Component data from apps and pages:
::::

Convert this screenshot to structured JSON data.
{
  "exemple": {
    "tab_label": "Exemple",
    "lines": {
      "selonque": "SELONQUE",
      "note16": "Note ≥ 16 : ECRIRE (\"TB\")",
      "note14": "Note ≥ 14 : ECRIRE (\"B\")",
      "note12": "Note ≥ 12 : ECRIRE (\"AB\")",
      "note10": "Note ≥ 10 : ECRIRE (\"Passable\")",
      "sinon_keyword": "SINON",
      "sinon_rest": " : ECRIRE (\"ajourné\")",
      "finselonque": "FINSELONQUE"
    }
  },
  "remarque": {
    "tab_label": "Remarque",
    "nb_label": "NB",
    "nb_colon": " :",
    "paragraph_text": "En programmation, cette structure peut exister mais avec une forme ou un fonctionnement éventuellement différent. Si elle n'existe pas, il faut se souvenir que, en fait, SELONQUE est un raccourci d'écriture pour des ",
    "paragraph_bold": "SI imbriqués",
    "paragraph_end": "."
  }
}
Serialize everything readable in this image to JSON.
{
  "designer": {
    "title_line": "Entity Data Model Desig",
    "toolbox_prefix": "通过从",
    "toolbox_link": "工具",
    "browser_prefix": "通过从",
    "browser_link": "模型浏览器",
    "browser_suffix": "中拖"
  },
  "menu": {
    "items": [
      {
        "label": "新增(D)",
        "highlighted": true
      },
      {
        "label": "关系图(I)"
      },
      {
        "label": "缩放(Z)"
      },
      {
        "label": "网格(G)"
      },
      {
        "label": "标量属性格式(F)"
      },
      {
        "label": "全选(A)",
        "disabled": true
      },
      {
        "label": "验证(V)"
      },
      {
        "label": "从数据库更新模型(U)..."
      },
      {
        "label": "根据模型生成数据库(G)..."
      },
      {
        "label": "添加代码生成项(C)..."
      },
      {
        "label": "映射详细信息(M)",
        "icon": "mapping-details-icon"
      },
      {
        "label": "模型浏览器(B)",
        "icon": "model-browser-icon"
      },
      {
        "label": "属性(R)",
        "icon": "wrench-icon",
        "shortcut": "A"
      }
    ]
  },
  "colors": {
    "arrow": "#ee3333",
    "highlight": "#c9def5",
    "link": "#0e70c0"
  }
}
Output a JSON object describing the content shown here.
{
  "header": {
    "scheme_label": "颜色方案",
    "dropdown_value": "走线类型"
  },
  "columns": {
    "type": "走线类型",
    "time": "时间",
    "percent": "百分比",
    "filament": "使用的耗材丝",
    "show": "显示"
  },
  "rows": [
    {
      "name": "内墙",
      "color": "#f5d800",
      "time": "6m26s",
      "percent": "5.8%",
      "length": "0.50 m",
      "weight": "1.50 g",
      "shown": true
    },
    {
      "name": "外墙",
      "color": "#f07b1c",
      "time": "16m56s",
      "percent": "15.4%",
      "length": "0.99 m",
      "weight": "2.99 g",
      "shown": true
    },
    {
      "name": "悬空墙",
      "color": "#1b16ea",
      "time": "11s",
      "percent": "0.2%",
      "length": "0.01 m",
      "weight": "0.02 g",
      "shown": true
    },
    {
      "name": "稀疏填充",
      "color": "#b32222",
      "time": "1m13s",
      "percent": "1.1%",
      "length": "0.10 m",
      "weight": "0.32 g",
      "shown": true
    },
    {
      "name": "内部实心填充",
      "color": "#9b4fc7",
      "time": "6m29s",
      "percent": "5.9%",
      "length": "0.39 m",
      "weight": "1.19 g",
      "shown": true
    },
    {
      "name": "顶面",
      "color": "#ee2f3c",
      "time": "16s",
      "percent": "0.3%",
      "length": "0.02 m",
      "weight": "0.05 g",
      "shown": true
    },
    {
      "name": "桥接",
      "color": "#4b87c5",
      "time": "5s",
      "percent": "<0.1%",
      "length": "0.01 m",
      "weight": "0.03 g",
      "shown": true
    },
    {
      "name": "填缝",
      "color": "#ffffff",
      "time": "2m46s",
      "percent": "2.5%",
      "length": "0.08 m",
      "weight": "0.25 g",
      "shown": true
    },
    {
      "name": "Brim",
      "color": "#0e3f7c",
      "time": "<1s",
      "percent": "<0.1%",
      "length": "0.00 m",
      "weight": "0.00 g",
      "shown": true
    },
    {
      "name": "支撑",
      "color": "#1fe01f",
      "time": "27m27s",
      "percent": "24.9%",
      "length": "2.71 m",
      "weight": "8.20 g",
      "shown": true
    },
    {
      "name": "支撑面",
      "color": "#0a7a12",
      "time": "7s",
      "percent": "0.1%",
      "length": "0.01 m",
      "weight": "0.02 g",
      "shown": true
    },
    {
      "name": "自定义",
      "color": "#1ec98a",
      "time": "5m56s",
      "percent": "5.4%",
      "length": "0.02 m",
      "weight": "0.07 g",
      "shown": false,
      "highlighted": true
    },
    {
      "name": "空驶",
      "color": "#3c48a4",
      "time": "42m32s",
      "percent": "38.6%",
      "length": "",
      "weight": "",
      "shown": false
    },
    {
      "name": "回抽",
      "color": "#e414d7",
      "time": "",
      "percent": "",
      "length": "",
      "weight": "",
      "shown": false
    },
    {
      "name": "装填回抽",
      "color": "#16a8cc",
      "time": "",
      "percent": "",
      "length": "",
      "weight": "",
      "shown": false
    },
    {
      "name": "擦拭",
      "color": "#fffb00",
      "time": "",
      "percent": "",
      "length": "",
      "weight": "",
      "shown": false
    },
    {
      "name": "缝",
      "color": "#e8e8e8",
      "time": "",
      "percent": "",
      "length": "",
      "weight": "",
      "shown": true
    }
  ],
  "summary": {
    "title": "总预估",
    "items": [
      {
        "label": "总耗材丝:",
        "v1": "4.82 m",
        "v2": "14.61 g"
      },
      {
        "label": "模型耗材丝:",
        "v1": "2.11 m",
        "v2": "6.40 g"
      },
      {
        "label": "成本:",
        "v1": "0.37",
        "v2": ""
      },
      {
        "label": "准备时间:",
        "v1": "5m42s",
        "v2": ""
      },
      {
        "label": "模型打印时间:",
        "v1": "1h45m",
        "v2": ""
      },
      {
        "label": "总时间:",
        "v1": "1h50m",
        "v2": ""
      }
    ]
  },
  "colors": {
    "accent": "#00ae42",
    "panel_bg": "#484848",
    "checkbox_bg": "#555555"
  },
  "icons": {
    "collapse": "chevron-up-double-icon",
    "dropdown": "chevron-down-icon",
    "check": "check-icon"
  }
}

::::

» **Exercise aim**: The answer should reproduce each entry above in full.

» **Finished exercise**:
Convert this screenshot to structured JSON data.
{
  "exemple": {
    "tab_label": "Exemple",
    "lines": {
      "selonque": "SELONQUE",
      "note16": "Note ≥ 16 : ECRIRE (\"TB\")",
      "note14": "Note ≥ 14 : ECRIRE (\"B\")",
      "note12": "Note ≥ 12 : ECRIRE (\"AB\")",
      "note10": "Note ≥ 10 : ECRIRE (\"Passable\")",
      "sinon_keyword": "SINON",
      "sinon_rest": " : ECRIRE (\"ajourné\")",
      "finselonque": "FINSELONQUE"
    }
  },
  "remarque": {
    "tab_label": "Remarque",
    "nb_label": "NB",
    "nb_colon": " :",
    "paragraph_text": "En programmation, cette structure peut exister mais avec une forme ou un fonctionnement éventuellement différent. Si elle n'existe pas, il faut se souvenir que, en fait, SELONQUE est un raccourci d'écriture pour des ",
    "paragraph_bold": "SI imbriqués",
    "paragraph_end": "."
  }
}
Serialize everything readable in this image to JSON.
{
  "designer": {
    "title_line": "Entity Data Model Desig",
    "toolbox_prefix": "通过从",
    "toolbox_link": "工具",
    "browser_prefix": "通过从",
    "browser_link": "模型浏览器",
    "browser_suffix": "中拖"
  },
  "menu": {
    "items": [
      {
        "label": "新增(D)",
        "highlighted": true
      },
      {
        "label": "关系图(I)"
      },
      {
        "label": "缩放(Z)"
      },
      {
        "label": "网格(G)"
      },
      {
        "label": "标量属性格式(F)"
      },
      {
        "label": "全选(A)",
        "disabled": true
      },
      {
        "label": "验证(V)"
      },
      {
        "label": "从数据库更新模型(U)..."
      },
      {
        "label": "根据模型生成数据库(G)..."
      },
      {
        "label": "添加代码生成项(C)..."
      },
      {
        "label": "映射详细信息(M)",
        "icon": "mapping-details-icon"
      },
      {
        "label": "模型浏览器(B)",
        "icon": "model-browser-icon"
      },
      {
        "label": "属性(R)",
        "icon": "wrench-icon",
        "shortcut": "A"
      }
    ]
  },
  "colors": {
    "arrow": "#ee3333",
    "highlight": "#c9def5",
    "link": "#0e70c0"
  }
}
Output a JSON object describing the content shown here.
{
  "header": {
    "scheme_label": "颜色方案",
    "dropdown_value": "走线类型"
  },
  "columns": {
    "type": "走线类型",
    "time": "时间",
    "percent": "百分比",
    "filament": "使用的耗材丝",
    "show": "显示"
  },
  "rows": [
    {
      "name": "内墙",
      "color": "#f5d800",
      "time": "6m26s",
      "percent": "5.8%",
      "length": "0.50 m",
      "weight": "1.50 g",
      "shown": true
    },
    {
      "name": "外墙",
      "color": "#f07b1c",
      "time": "16m56s",
      "percent": "15.4%",
      "length": "0.99 m",
      "weight": "2.99 g",
      "shown": true
    },
    {
      "name": "悬空墙",
      "color": "#1b16ea",
      "time": "11s",
      "percent": "0.2%",
      "length": "0.01 m",
      "weight": "0.02 g",
      "shown": true
    },
    {
      "name": "稀疏填充",
      "color": "#b32222",
      "time": "1m13s",
      "percent": "1.1%",
      "length": "0.10 m",
      "weight": "0.32 g",
      "shown": true
    },
    {
      "name": "内部实心填充",
      "color": "#9b4fc7",
      "time": "6m29s",
      "percent": "5.9%",
      "length": "0.39 m",
      "weight": "1.19 g",
      "shown": true
    },
    {
      "name": "顶面",
      "color": "#ee2f3c",
      "time": "16s",
      "percent": "0.3%",
      "length": "0.02 m",
      "weight": "0.05 g",
      "shown": true
    },
    {
      "name": "桥接",
      "color": "#4b87c5",
      "time": "5s",
      "percent": "<0.1%",
      "length": "0.01 m",
      "weight": "0.03 g",
      "shown": true
    },
    {
      "name": "填缝",
      "color": "#ffffff",
      "time": "2m46s",
      "percent": "2.5%",
      "length": "0.08 m",
      "weight": "0.25 g",
      "shown": true
    },
    {
      "name": "Brim",
      "color": "#0e3f7c",
      "time": "<1s",
      "percent": "<0.1%",
      "length": "0.00 m",
      "weight": "0.00 g",
      "shown": true
    },
    {
      "name": "支撑",
      "color": "#1fe01f",
      "time": "27m27s",
      "percent": "24.9%",
      "length": "2.71 m",
      "weight": "8.20 g",
      "shown": true
    },
    {
      "name": "支撑面",
      "color": "#0a7a12",
      "time": "7s",
      "percent": "0.1%",
      "length": "0.01 m",
      "weight": "0.02 g",
      "shown": true
    },
    {
      "name": "自定义",
      "color": "#1ec98a",
      "time": "5m56s",
      "percent": "5.4%",
      "length": "0.02 m",
      "weight": "0.07 g",
      "shown": false,
      "highlighted": true
    },
    {
      "name": "空驶",
      "color": "#3c48a4",
      "time": "42m32s",
      "percent": "38.6%",
      "length": "",
      "weight": "",
      "shown": false
    },
    {
      "name": "回抽",
      "color": "#e414d7",
      "time": "",
      "percent": "",
      "length": "",
      "weight": "",
      "shown": false
    },
    {
      "name": "装填回抽",
      "color": "#16a8cc",
      "time": "",
      "percent": "",
      "length": "",
      "weight": "",
      "shown": false
    },
    {
      "name": "擦拭",
      "color": "#fffb00",
      "time": "",
      "percent": "",
      "length": "",
      "weight": "",
      "shown": false
    },
    {
      "name": "缝",
      "color": "#e8e8e8",
      "time": "",
      "percent": "",
      "length": "",
      "weight": "",
      "shown": true
    }
  ],
  "summary": {
    "title": "总预估",
    "items": [
      {
        "label": "总耗材丝:",
        "v1": "4.82 m",
        "v2": "14.61 g"
      },
      {
        "label": "模型耗材丝:",
        "v1": "2.11 m",
        "v2": "6.40 g"
      },
      {
        "label": "成本:",
        "v1": "0.37",
        "v2": ""
      },
      {
        "label": "准备时间:",
        "v1": "5m42s",
        "v2": ""
      },
      {
        "label": "模型打印时间:",
        "v1": "1h45m",
        "v2": ""
      },
      {
        "label": "总时间:",
        "v1": "1h50m",
        "v2": ""
      }
    ]
  },
  "colors": {
    "accent": "#00ae42",
    "panel_bg": "#484848",
    "checkbox_bg": "#555555"
  },
  "icons": {
    "collapse": "chevron-up-double-icon",
    "dropdown": "chevron-down-icon",
    "check": "check-icon"
  }
}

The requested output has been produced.